DATA EXTRACTS —
===============

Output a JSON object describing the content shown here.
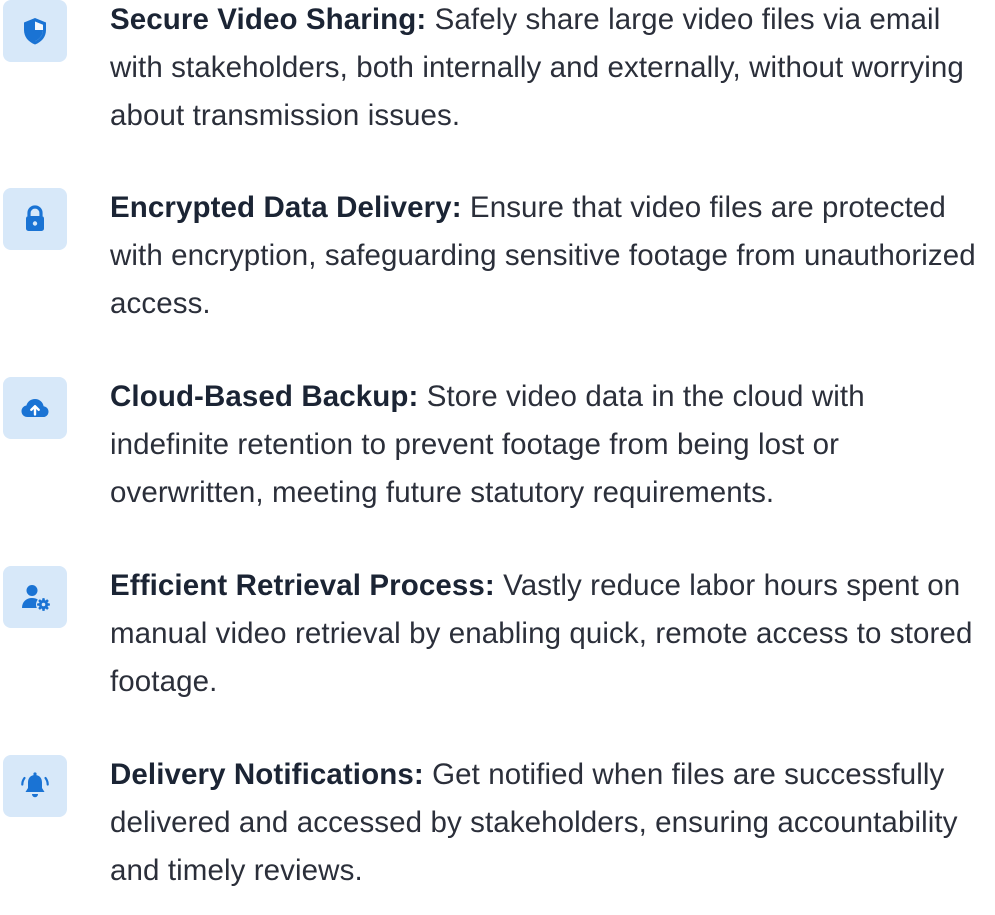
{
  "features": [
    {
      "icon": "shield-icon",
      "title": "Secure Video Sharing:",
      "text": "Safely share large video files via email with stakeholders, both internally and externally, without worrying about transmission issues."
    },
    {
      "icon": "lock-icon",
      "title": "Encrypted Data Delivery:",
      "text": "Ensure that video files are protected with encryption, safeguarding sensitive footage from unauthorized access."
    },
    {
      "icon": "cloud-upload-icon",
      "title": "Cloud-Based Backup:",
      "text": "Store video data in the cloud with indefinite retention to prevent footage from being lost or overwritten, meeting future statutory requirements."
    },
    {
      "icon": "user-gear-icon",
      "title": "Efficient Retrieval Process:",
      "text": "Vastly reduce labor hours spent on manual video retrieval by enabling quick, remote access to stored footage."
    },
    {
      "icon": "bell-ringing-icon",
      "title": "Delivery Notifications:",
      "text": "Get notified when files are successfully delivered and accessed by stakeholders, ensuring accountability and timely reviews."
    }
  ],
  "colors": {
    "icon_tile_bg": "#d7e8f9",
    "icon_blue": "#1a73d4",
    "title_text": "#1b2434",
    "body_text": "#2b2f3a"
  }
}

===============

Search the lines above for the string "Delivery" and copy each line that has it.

      "title": "Encrypted Data Delivery:",
      "title": "Delivery Notifications:",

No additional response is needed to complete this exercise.